__WHAT YOU HAVE TO DO__
Search the listing for the word "trustStore" and return each line that contains it.

[[ INPUT FOR THIS TASK, beginning ]]

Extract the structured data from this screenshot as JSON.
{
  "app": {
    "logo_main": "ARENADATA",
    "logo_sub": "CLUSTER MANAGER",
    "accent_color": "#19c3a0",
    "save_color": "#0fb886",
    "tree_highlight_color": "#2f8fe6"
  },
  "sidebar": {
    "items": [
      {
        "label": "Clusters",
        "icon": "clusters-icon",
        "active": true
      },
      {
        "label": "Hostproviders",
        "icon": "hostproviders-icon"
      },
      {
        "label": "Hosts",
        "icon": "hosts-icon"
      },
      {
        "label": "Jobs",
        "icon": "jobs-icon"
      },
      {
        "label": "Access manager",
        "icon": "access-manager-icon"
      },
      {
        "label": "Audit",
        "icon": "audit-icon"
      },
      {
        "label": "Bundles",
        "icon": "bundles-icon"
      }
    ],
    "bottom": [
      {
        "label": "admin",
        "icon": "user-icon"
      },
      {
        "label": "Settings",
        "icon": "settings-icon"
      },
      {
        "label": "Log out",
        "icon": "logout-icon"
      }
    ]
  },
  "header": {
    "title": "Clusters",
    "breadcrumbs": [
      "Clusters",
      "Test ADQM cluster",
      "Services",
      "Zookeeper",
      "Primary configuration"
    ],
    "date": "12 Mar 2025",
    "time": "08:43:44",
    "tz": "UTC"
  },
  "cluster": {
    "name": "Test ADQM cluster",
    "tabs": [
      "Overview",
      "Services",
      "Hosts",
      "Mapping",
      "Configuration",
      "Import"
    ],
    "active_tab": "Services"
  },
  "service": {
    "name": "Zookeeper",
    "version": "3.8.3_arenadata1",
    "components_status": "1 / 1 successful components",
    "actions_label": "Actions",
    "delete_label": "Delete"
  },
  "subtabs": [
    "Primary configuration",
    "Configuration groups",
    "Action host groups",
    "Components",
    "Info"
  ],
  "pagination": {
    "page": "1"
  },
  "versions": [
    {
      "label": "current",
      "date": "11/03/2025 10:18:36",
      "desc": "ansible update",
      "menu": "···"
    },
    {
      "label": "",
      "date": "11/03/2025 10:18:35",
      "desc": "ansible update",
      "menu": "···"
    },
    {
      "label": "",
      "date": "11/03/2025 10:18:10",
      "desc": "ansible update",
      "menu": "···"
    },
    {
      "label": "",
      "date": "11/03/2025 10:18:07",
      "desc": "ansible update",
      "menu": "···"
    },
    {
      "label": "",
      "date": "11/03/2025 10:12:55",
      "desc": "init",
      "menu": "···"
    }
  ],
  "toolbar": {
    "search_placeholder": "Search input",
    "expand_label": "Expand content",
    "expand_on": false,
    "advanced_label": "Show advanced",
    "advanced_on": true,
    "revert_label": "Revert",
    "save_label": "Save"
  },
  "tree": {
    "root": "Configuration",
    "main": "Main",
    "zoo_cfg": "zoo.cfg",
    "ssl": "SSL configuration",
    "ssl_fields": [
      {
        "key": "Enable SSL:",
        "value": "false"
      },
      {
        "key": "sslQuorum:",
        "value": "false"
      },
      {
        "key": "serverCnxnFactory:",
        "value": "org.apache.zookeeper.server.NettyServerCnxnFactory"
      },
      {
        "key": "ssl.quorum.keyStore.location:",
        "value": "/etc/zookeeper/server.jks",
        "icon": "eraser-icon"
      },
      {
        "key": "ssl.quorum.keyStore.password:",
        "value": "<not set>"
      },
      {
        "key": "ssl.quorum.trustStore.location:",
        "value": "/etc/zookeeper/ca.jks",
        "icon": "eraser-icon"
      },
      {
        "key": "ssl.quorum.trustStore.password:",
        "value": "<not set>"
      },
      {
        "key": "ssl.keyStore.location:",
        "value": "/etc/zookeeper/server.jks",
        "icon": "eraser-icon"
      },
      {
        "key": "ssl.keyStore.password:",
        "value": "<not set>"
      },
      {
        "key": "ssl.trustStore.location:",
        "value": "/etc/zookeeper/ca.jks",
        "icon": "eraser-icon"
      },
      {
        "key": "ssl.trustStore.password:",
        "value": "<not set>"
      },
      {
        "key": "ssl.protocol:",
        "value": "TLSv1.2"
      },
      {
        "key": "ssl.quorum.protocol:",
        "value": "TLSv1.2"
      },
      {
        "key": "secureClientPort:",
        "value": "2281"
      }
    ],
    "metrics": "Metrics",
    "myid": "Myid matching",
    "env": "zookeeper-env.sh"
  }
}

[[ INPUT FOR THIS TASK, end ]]

__PROBLEM SOLUTION__
        "key": "ssl.quorum.trustStore.location:",
        "key": "ssl.quorum.trustStore.password:",
        "key": "ssl.trustStore.location:",
        "key": "ssl.trustStore.password:",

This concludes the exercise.